Making this blog reachable over IPv6

The past week, I looked at making this blog available over IPv6. Regretfully, this led to an outage that I wasn’t aware of as from my home everything was working just fine. To make up for the outage, I’ll describe what I did to make this blog reachable over IPv6.

1 – Get an ISP that provides me with an IPv6 address

This blog is not hosted at a hosting provider, but is actually hosted at my home server. That makes things like adding an IPv6 address actually a bit more complicated, but also more fun. For me, I couldn’t just switch from ISP as my ISP (Ziggo) used to be the only provider that gave me proper internet speed here at my home. And they were very slow with providing IPv6, but 1 1/2 years ago, I suddenly realised that they changed something and gave me dual stack IPv6 (meaning I have both a proper IPv4 and an IPv6 address). I then still had to put my internet modem in bridge mode to get my IP addresses on my router.

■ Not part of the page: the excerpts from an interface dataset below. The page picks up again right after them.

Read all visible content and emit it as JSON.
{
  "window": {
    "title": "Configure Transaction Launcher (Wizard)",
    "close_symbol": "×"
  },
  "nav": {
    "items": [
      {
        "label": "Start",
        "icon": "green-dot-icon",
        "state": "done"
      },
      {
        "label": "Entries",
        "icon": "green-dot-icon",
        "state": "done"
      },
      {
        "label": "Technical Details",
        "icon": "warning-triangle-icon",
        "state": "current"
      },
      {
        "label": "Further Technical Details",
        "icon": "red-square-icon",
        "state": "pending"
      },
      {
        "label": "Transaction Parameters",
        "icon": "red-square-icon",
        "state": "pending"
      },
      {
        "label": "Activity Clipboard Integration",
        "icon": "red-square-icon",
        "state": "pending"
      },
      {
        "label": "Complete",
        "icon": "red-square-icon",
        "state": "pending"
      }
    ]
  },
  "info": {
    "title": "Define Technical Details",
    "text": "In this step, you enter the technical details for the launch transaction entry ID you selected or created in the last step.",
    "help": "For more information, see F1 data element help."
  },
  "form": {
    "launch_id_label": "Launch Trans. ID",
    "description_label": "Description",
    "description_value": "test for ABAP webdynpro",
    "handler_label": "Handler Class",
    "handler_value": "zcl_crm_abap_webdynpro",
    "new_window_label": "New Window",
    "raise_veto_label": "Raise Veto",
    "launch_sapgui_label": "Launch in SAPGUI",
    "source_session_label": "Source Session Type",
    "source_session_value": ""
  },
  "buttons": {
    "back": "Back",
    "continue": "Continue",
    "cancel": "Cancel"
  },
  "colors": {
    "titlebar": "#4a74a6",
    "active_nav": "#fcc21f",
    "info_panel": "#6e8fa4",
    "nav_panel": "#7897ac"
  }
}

That way, I can quite reliably distribute my IP addresses on my home network.

2 – Enable IPv6 on the server

My server is running on CentOS 9 Stream. CentOS 9, by default, uses Networkmanager for its network configuration. To enable IPv6 on your server, it’s probably enough to set you IPv6 interface to automatic and make sure that IPv6 is required for the connection. The latter means that NetworkManager will make sure that your server will have both an IPv4 and an IPv6 network address. If you don’t ‘require’ IPv6, it might feel that the IPv4 connection is enough and not wait for the IPv6 connection to come up. The result will be that your network interface will not have an IPv6 address assigned to it.
You can configure this, using nmtui.

If you check your IP address now using ip a | grep inet6, you might see several IPv6 addresses. The way to see at which IPv6 address your server is available is through this elegant command:
dig -6 TXT +short
Btw, there’s also a IPv4 variant:
dig +short txt ch whoami.cloudflare @

3 – Listen for IPv6 on the webserver

I use nginx as a reverse proxy for this blog. In nginx, you have to make sure that every listen line is accompanied by a listen line for the IPv6 address. Like this:

server {
        listen      443 ssl http2;
        listen [::]:443 ssl http2;

The IPv6 line is the “listen [::]:443 ssl http2;’ line. Don’t forget to reload your nginx configuration when you’re done.

4 – Check the firewall of the server

If you allow port 443, it should also allow this for IPv6, but it’s good to check if everything is working so far. A good way to do this is by using openssl to check the TLS certificate through both IPv4 and IPv6.

openssl s_client -servername -showcerts -connect <server's IPv4 address>:443
openssl s_client -servername -showcerts -connect [<server's ipv6-address>]:443

If the firewall is open, you should get the same response on both commands: The certificate chain of your TLS certificate.

5 – Create a rule on the router

Although you don’t need to do any port forwards (there shouldn’t be NAT with IPv6), on most routers you’ll have to tell your router that you want to allow IPv6 traffic for a certain port and IPv6 address to be passed on to this address. You do this with a firewall rule. I use a router with an openWRT firmware. There, the firewall rule (in /etc/config/firewall) looks like this:

config rule
        option name 'Allow-HTTPS-IPv6'
        option src 'wan'
        option dest 'lan'
        option proto 'tcp'
        option dest_port '443'
        option family 'ipv6'
        option target 'ACCEPT'
        list dest_ip '<my IPv6-address>'

In the interface, this looks like this:

If this was successful, the openssl-command from step 5 should also work from a server on the internet.

6 – Add the IPv6 address to your DNS

When you made it this far, all you have left to do is to add the IPv6 address to your domain’s DNS. One important thing to watch out for (and the reason of this site’s outage): If you use a wildcard A-record to send all traffic to a specific IPv4 address, but you create an AAAA-record (Ipv6) for a specific site (like, your IPv4 wildcard will no longer cover! As a result, your site will only be available over IPv6. It’s therefore important to either create a wildcard A-record and AAAA-record or create an A-record and AAAA-record for your site.

7 – Test your site

You can check if your site is available over both IPv4 and IPv6 through this website. As you can see below, this blog is now available over both protocols.


The rule on the router and the way to add the IPv6 address to my DNS were the biggest hurdles for me to make this site available over IPv6. While implementing it, I did think of other things I could change or automate to my own environment regarding IPv6. For example, my Domino server isn’t available over IPv6 yet. Also, the dig-rules I described, create an opportunity to automatically update my DNS if my ISP decides to change my IPv4 address and/or IPv6 prefix. Those go on my to-do list and might be a subject for future articles.